It seems Isaiah Thomas is a thorn in the side of many in the NBA these days. The Los Angeles Lakers point guard reportedly was the source of some locker room conflict while he was with the Cleveland Cavaliers, although it appears that Dwyane Wade was the first to lead the charge against Kevin Love in the infamous player rap session.
Thomas is now a member of the Lakers after being part of the worst section of the season in Cleveland. The Cavaliers, with their revamped roster, have just one loss since the trade deadline. LeBron James & Co. have moved on, and Thomas appears set for free agency this summer and yet another team.
A move for the Cavaliers seemed inevitable, even if the return for Kyrie Irving from Boston — conveyed through consequent trades — was less than ideal. Meanwhile Thomas, who didn’t appear to enjoy his time in Ohio, has now said that he was surprised Dan Gilbert’s team bailed on him so quickly.
“I didn’t think they would pull the trigger that fast, 15 games,” Thomas told ESPN’s E:60 in an interview that will air March 11. “But again, it’s a business. And the Cavs were, I mean, they were in panic mode. We were losing — a lot. And I think they felt like they needed to make a move, and they, they basically cleared house.”
Thomas went on to say that he didn’t think he had enough time to find a rhythm not only coming back from a hip injury but on a new team in a new system. Thomas also mentioned that he harbored no ill feelings toward the Cavaliers.
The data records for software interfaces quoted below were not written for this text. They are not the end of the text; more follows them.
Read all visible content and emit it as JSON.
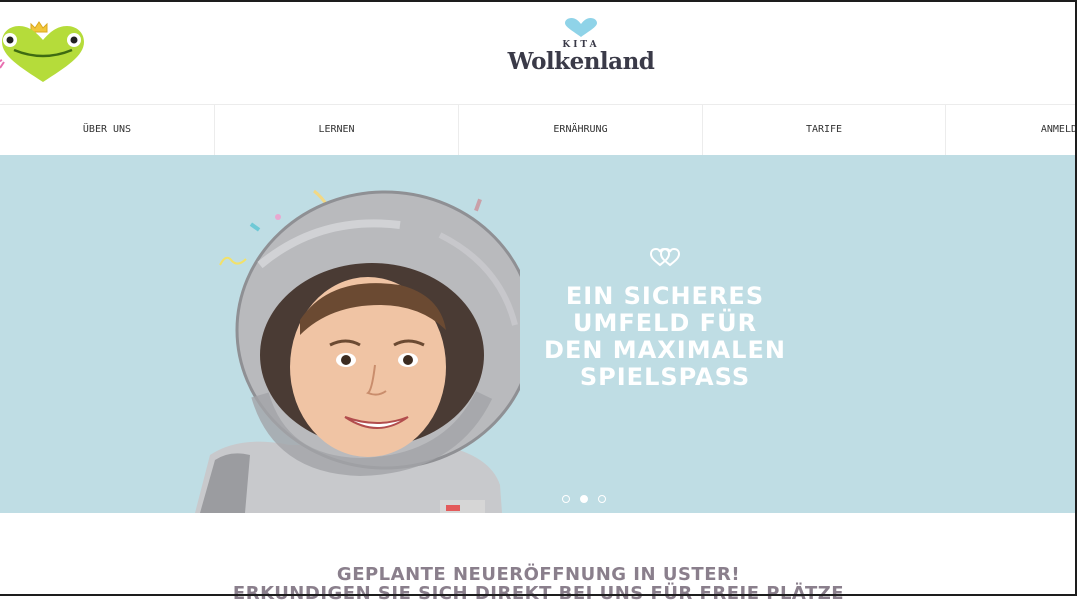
{
  "brand": {
    "kita": "KITA",
    "name": "Wolkenland",
    "heart_color": "#8fd3e8",
    "text_color": "#3a3a48"
  },
  "mascot": {
    "icon": "frog-heart-mascot-icon",
    "color": "#b5dc3a"
  },
  "nav": {
    "items": [
      {
        "label": "ÜBER UNS"
      },
      {
        "label": "LERNEN"
      },
      {
        "label": "ERNÄHRUNG"
      },
      {
        "label": "TARIFE"
      },
      {
        "label": "ANMELD"
      }
    ]
  },
  "hero": {
    "background": "#bfdde4",
    "title_lines": [
      "EIN SICHERES",
      "UMFELD FÜR",
      "DEN MAXIMALEN",
      "SPIELSPASS"
    ],
    "slides": {
      "count": 3,
      "active": 2
    }
  },
  "announcement": {
    "line1": "GEPLANTE NEUERÖFFNUNG IN USTER!",
    "line2": "ERKUNDIGEN SIE SICH DIREKT BEI UNS FÜR FREIE PLÄTZE"
  }
}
We’ll see if that’s the case when the Lakers take on Cleveland on March 11 in LA.
LeBron James has not missed one Cleveland Cavaliers game this season. At age 33 in his 15th NBA season, LeBron is fourth in the league in total minutes played, third in the league in minutes per game at 37, and is top 10 in the NBA in usage rate.
Don’t expect that to change.
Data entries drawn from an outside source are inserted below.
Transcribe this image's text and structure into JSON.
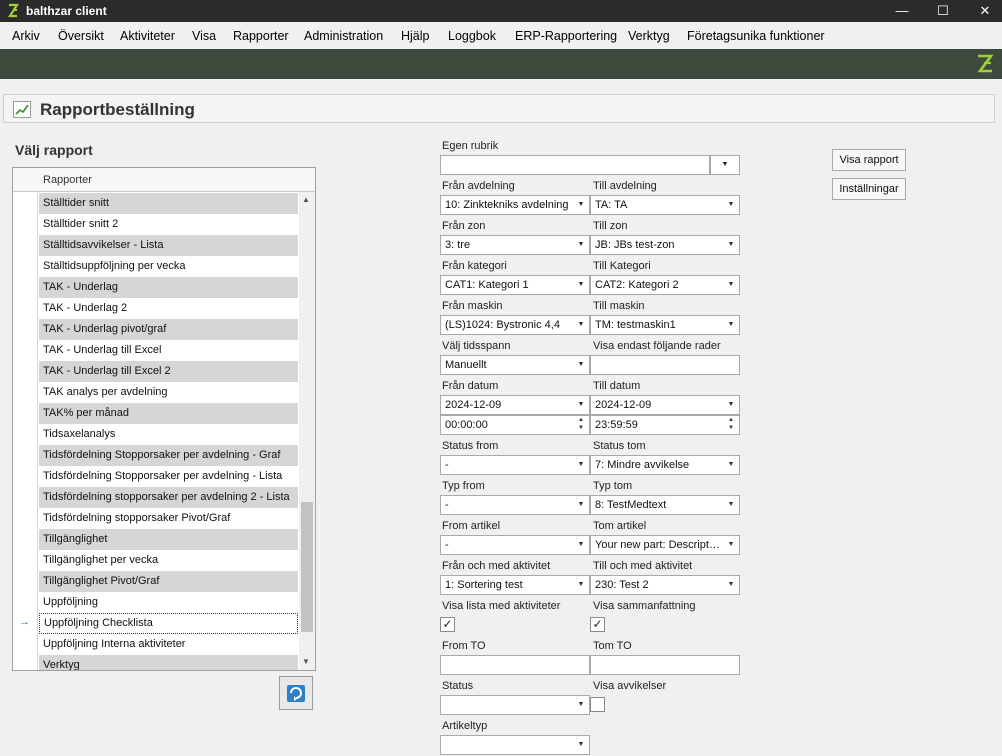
{
  "window": {
    "title": "balthzar client",
    "minimize": "—",
    "maximize": "☐",
    "close": "✕"
  },
  "menu": [
    "Arkiv",
    "Översikt",
    "Aktiviteter",
    "Visa",
    "Rapporter",
    "Administration",
    "Hjälp",
    "Loggbok",
    "ERP-Rapportering",
    "Verktyg",
    "Företagsunika funktioner"
  ],
  "page": {
    "title": "Rapportbeställning"
  },
  "report_list": {
    "section_title": "Välj rapport",
    "column_header": "Rapporter",
    "selected_index": 20,
    "rows": [
      "Ställtider snitt",
      "Ställtider snitt 2",
      "Ställtidsavvikelser - Lista",
      "Ställtidsuppföljning per vecka",
      "TAK - Underlag",
      "TAK - Underlag 2",
      "TAK - Underlag pivot/graf",
      "TAK - Underlag till Excel",
      "TAK - Underlag till Excel 2",
      "TAK analys per avdelning",
      "TAK% per månad",
      "Tidsaxelanalys",
      "Tidsfördelning Stopporsaker per avdelning - Graf",
      "Tidsfördelning Stopporsaker per avdelning - Lista",
      "Tidsfördelning stopporsaker per avdelning 2 - Lista",
      "Tidsfördelning stopporsaker Pivot/Graf",
      "Tillgänglighet",
      "Tillgänglighet per vecka",
      "Tillgänglighet Pivot/Graf",
      "Uppföljning",
      "Uppföljning Checklista",
      "Uppföljning Interna aktiviteter",
      "Verktyg"
    ]
  },
  "form": {
    "egen_rubrik": {
      "label": "Egen rubrik",
      "value": ""
    },
    "fran_avdelning": {
      "label": "Från avdelning",
      "value": "10: Zinktekniks avdelning"
    },
    "till_avdelning": {
      "label": "Till avdelning",
      "value": "TA: TA"
    },
    "fran_zon": {
      "label": "Från zon",
      "value": "3: tre"
    },
    "till_zon": {
      "label": "Till zon",
      "value": "JB: JBs test-zon"
    },
    "fran_kategori": {
      "label": "Från kategori",
      "value": "CAT1: Kategori 1"
    },
    "till_kategori": {
      "label": "Till Kategori",
      "value": "CAT2: Kategori 2"
    },
    "fran_maskin": {
      "label": "Från maskin",
      "value": "(LS)1024: Bystronic 4,4"
    },
    "till_maskin": {
      "label": "Till maskin",
      "value": "TM: testmaskin1"
    },
    "valj_tidsspann": {
      "label": "Välj tidsspann",
      "value": "Manuellt"
    },
    "visa_endast": {
      "label": "Visa endast följande rader",
      "value": ""
    },
    "fran_datum": {
      "label": "Från datum",
      "date": "2024-12-09",
      "time": "00:00:00"
    },
    "till_datum": {
      "label": "Till datum",
      "date": "2024-12-09",
      "time": "23:59:59"
    },
    "status_from": {
      "label": "Status from",
      "value": "-"
    },
    "status_tom": {
      "label": "Status tom",
      "value": "7: Mindre avvikelse"
    },
    "typ_from": {
      "label": "Typ from",
      "value": "-"
    },
    "typ_tom": {
      "label": "Typ tom",
      "value": "8: TestMedtext"
    },
    "from_artikel": {
      "label": "From artikel",
      "value": "-"
    },
    "tom_artikel": {
      "label": "Tom artikel",
      "value": "Your new part: Description"
    },
    "fran_aktivitet": {
      "label": "Från och med aktivitet",
      "value": "1: Sortering test"
    },
    "till_aktivitet": {
      "label": "Till och med aktivitet",
      "value": "230: Test 2"
    },
    "visa_lista": {
      "label": "Visa lista med aktiviteter",
      "mark": "✓"
    },
    "visa_sammanfattning": {
      "label": "Visa sammanfattning",
      "mark": "✓"
    },
    "from_to": {
      "label": "From TO",
      "value": ""
    },
    "tom_to": {
      "label": "Tom TO",
      "value": ""
    },
    "status": {
      "label": "Status",
      "value": ""
    },
    "visa_avvikelser": {
      "label": "Visa avvikelser",
      "mark": ""
    },
    "artikeltyp": {
      "label": "Artikeltyp",
      "value": ""
    }
  },
  "buttons": {
    "visa_rapport": "Visa rapport",
    "installningar": "Inställningar"
  },
  "icons": {
    "arrow": "→",
    "dropdown": "▼",
    "spin_up": "▲",
    "spin_down": "▼"
  },
  "colors": {
    "titlebar": "#2b2b2b",
    "band": "#3d4a3e",
    "accent": "#9fcf3a",
    "row_alt": "#d6d6d6"
  }
}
LeBron doesn’t want to take games off — he even dominated the All-Star Game — and do you really think Lue is going to force him to sit while the Cavaliers try to adapt to a radical roster shakeup at the trade deadline? From Dave McMenamin at ESPN.
“I just think being the leader of this team, I don’t think he thinks he can take games off, because, you know, guys being hurt and going through a rough patch, and now new guys coming in,” Lue said before the Cavs’ 112-89 win over the Memphis Grizzlies on Friday. “So, I think he’s trying to lead and lead by example … I think we still got to be smart about the situation, but [the training staff] say he feels good.”
LeBron said this last month and things have not changed.
“I told you I want to play every game,” James said. “If my health continues as it is right now, then that’s what it is.”
While “load management” is a buzzword around the NBA — one ignored in Minnesota — LeBron has responded to his increased workload with an MVP level season. LeBron is averaging 26.5 points, 8.2 rebounds, and 8.9 assists per game, is shooting 35.9 percent from three, and has the highest value over replacement player in the league. (His less energized play in January likely cost him any real shot at his fifth MVP.) With the league emphasizing not resting players — particularly in nationally televised games, which the Cavaliers have a lot of — LeBron is not getting much if any rest. He wants to play in a full 82.
The only concern is will he wear down. LeBron is going to have to dominate in the playoffs for the Cavaliers to come out of the East. How much gas will LeBron have in the tank come May? There’s a reason Gregg Popovich, Steve Kerr, and a lot of other elite coaches give players a night off. That’s not going to happen with LeBron, at least not likely in a meaningful way.
Consider it something to file away and remember if the Cavaliers and LeBron look a step slower in the postseason.